■ **Exercise directions**
Copy the data exactly, line for line.

Dataset rows describing interfaces:

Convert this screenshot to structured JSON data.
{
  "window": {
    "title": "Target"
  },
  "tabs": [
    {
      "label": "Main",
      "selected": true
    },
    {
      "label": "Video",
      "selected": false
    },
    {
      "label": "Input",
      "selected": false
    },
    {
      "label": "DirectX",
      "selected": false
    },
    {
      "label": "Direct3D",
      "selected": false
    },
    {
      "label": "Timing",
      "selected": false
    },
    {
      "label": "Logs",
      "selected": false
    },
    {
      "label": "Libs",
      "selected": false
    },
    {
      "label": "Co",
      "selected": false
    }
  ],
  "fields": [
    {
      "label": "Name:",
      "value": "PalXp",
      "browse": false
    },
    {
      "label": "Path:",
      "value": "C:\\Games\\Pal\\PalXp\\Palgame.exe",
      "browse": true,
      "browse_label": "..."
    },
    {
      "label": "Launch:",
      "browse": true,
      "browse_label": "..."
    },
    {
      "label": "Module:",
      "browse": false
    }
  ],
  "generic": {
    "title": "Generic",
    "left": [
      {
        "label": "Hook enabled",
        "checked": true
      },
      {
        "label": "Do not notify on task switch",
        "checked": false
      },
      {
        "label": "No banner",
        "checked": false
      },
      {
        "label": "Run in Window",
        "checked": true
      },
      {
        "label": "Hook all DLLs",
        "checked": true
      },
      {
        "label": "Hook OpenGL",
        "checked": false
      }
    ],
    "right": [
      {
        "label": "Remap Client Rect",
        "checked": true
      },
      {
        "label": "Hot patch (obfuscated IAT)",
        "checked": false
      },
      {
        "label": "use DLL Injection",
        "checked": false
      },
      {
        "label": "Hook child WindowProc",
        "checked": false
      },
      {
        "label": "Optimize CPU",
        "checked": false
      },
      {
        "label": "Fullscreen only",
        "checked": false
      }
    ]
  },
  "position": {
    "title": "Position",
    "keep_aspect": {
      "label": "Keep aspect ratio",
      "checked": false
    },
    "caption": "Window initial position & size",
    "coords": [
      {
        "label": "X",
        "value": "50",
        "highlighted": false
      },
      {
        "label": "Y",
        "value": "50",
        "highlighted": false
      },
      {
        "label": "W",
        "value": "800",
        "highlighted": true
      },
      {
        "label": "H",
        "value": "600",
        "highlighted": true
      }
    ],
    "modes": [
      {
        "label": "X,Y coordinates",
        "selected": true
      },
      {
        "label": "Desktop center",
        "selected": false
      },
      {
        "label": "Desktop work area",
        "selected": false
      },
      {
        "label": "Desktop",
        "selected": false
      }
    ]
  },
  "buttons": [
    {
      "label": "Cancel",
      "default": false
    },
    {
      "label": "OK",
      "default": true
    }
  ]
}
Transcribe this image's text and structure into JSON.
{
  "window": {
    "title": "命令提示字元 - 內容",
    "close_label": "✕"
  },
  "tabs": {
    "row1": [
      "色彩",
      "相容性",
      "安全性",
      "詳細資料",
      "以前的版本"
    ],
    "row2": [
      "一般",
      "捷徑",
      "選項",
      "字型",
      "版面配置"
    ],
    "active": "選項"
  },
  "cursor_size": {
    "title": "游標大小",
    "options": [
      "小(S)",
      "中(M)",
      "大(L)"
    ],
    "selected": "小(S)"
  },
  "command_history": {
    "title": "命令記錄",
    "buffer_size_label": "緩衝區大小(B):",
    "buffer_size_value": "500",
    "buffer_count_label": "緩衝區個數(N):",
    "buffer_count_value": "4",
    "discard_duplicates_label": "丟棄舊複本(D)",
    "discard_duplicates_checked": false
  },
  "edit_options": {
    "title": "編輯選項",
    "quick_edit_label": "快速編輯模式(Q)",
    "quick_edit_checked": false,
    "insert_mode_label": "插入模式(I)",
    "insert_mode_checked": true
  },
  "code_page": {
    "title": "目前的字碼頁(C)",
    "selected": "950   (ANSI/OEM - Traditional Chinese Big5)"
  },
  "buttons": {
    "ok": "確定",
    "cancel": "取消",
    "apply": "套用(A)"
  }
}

■ **Response box**
Convert this screenshot to structured JSON data.
{
  "window": {
    "title": "Target"
  },
  "tabs": [
    {
      "label": "Main",
      "selected": true
    },
    {
      "label": "Video",
      "selected": false
    },
    {
      "label": "Input",
      "selected": false
    },
    {
      "label": "DirectX",
      "selected": false
    },
    {
      "label": "Direct3D",
      "selected": false
    },
    {
      "label": "Timing",
      "selected": false
    },
    {
      "label": "Logs",
      "selected": false
    },
    {
      "label": "Libs",
      "selected": false
    },
    {
      "label": "Co",
      "selected": false
    }
  ],
  "fields": [
    {
      "label": "Name:",
      "value": "PalXp",
      "browse": false
    },
    {
      "label": "Path:",
      "value": "C:\\Games\\Pal\\PalXp\\Palgame.exe",
      "browse": true,
      "browse_label": "..."
    },
    {
      "label": "Launch:",
      "browse": true,
      "browse_label": "..."
    },
    {
      "label": "Module:",
      "browse": false
    }
  ],
  "generic": {
    "title": "Generic",
    "left": [
      {
        "label": "Hook enabled",
        "checked": true
      },
      {
        "label": "Do not notify on task switch",
        "checked": false
      },
      {
        "label": "No banner",
        "checked": false
      },
      {
        "label": "Run in Window",
        "checked": true
      },
      {
        "label": "Hook all DLLs",
        "checked": true
      },
      {
        "label": "Hook OpenGL",
        "checked": false
      }
    ],
    "right": [
      {
        "label": "Remap Client Rect",
        "checked": true
      },
      {
        "label": "Hot patch (obfuscated IAT)",
        "checked": false
      },
      {
        "label": "use DLL Injection",
        "checked": false
      },
      {
        "label": "Hook child WindowProc",
        "checked": false
      },
      {
        "label": "Optimize CPU",
        "checked": false
      },
      {
        "label": "Fullscreen only",
        "checked": false
      }
    ]
  },
  "position": {
    "title": "Position",
    "keep_aspect": {
      "label": "Keep aspect ratio",
      "checked": false
    },
    "caption": "Window initial position & size",
    "coords": [
      {
        "label": "X",
        "value": "50",
        "highlighted": false
      },
      {
        "label": "Y",
        "value": "50",
        "highlighted": false
      },
      {
        "label": "W",
        "value": "800",
        "highlighted": true
      },
      {
        "label": "H",
        "value": "600",
        "highlighted": true
      }
    ],
    "modes": [
      {
        "label": "X,Y coordinates",
        "selected": true
      },
      {
        "label": "Desktop center",
        "selected": false
      },
      {
        "label": "Desktop work area",
        "selected": false
      },
      {
        "label": "Desktop",
        "selected": false
      }
    ]
  },
  "buttons": [
    {
      "label": "Cancel",
      "default": false
    },
    {
      "label": "OK",
      "default": true
    }
  ]
}
Transcribe this image's text and structure into JSON.
{
  "window": {
    "title": "命令提示字元 - 內容",
    "close_label": "✕"
  },
  "tabs": {
    "row1": [
      "色彩",
      "相容性",
      "安全性",
      "詳細資料",
      "以前的版本"
    ],
    "row2": [
      "一般",
      "捷徑",
      "選項",
      "字型",
      "版面配置"
    ],
    "active": "選項"
  },
  "cursor_size": {
    "title": "游標大小",
    "options": [
      "小(S)",
      "中(M)",
      "大(L)"
    ],
    "selected": "小(S)"
  },
  "command_history": {
    "title": "命令記錄",
    "buffer_size_label": "緩衝區大小(B):",
    "buffer_size_value": "500",
    "buffer_count_label": "緩衝區個數(N):",
    "buffer_count_value": "4",
    "discard_duplicates_label": "丟棄舊複本(D)",
    "discard_duplicates_checked": false
  },
  "edit_options": {
    "title": "編輯選項",
    "quick_edit_label": "快速編輯模式(Q)",
    "quick_edit_checked": false,
    "insert_mode_label": "插入模式(I)",
    "insert_mode_checked": true
  },
  "code_page": {
    "title": "目前的字碼頁(C)",
    "selected": "950   (ANSI/OEM - Traditional Chinese Big5)"
  },
  "buttons": {
    "ok": "確定",
    "cancel": "取消",
    "apply": "套用(A)"
  }
}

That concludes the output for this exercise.